In recent years, ICB therapy, represented by anti-PD-1/L1, has played an increasingly important role in anti-tumor treatment. The characteristics of TIME and immune checkpoint genes in tumor cells have a profound impact on ICB therapy. Therefore, we collected more than 40 common ICB-related gene signatures and analyzed the relationship between CXCL11 expression and ICB-related genes. As displayed by heatmap, CXCL11 expression was significantly correlated with the expression of multiple ICB-related genes (Fig. 7A). Ten of the most relevant ICB-related genes were: LAG3, ICOS, CTLA4, CD48, HAVCR2, PDCD1(PD-1), PDCDILG2(PD-L2), TIGIT, CD274(PD-L1) and CD86, and their expression levels were enriched in the CXCL11-positive group (Wilcoxon signed-rank test, P < 0.001, Fig. 7B). Generally, the key regulatory factors involved in immunity perform similar functions in different tissues. We thus explored CXCL11 expression and ICB-related gene signatures across cancer types. We found that the co-expression of CXCL11 and ICB-related genes was not only present in ovarian cancer, but also in 32 other cancer types (Fig. 7C). Taken together, these results show that CXCL11 expression may be a potential predictor of ICB therapy.
Olaparib-treated ovarian cancer cells up-regulate CXCL11 expression in vivo and in vitro
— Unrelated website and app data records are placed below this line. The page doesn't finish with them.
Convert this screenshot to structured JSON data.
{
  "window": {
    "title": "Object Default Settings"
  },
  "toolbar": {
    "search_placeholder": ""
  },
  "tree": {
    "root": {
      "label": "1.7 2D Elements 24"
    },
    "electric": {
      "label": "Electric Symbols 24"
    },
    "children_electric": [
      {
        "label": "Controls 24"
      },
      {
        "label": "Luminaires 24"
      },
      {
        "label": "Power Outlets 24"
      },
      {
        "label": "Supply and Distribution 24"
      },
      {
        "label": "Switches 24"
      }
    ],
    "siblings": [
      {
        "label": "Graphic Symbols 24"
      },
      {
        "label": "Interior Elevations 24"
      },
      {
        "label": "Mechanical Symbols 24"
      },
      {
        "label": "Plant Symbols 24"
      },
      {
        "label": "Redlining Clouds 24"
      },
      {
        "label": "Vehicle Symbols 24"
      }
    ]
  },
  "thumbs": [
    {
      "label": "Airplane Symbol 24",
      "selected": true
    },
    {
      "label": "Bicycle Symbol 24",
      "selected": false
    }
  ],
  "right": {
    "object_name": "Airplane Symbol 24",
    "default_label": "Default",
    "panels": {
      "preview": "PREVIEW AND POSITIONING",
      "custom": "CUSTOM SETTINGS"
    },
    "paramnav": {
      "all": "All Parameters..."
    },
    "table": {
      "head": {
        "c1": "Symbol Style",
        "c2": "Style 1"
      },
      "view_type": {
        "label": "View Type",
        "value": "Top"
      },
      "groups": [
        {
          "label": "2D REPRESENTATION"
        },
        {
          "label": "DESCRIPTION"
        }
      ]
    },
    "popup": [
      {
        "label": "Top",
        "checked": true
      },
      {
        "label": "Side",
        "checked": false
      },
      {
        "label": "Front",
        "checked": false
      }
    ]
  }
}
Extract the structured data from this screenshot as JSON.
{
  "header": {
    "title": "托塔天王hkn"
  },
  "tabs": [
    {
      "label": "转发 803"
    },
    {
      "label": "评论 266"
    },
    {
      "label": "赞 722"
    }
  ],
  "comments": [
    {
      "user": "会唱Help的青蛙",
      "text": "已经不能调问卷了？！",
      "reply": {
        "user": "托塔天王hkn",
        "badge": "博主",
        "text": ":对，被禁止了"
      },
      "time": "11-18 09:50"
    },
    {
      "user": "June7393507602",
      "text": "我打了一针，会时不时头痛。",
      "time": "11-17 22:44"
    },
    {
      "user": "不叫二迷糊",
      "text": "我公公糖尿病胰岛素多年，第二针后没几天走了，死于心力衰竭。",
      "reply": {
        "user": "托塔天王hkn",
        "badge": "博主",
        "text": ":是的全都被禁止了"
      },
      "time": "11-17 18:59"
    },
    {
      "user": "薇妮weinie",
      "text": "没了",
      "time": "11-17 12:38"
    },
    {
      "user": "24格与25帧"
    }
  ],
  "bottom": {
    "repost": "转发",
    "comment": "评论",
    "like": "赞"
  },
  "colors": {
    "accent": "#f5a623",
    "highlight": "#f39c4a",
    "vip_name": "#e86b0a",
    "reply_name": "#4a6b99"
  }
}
It has been reported that PARPi triggers robust local and systemic antitumor immunity involving both adaptive and innate immune responses through a STING-dependent antitumor immune response in mice bearing ovarian tumors[27, 28]. To explore the involvement of CXCL11 expression responses to PARPi, we re-analyzed the RNA seq data of high-grade serous ovarian cancer tumor tissues harvested from tumor-bearing mice after 18 days of treatment with olaparib or vehicle (GSE120500). Strikingly, boxplots showed markedly upregulated expression of CXCL11 in tumors treated with olaparib compared with vehicle control (Fig. 8A). We next compared the expression levels of ICB-related genes with the highest correlation with CXCL11 between the olaparib treatment group and the control group. As shown in Fig. 8B, the expression of these genes in the olaparib treatment group was significantly higher than that in the vehicle control group (Wilcoxon signed-rank test, P < 0.01). To further validate that olaparib-treated ovarian cancer cells activate the CXCL11 expression signature, we conducted in vitro experiments. As measured by RT-qPCR (Fig. 8C and D), olaparib treatment caused significant upregulation of CXCL11 mRNA expression in multiple ovarian cancer cell lines. Together, these data indicate that olaparib could upregulate the expression of CXCL11 and its related immune checkpoint genes in ovarian cancer cells in vivo and in vitro.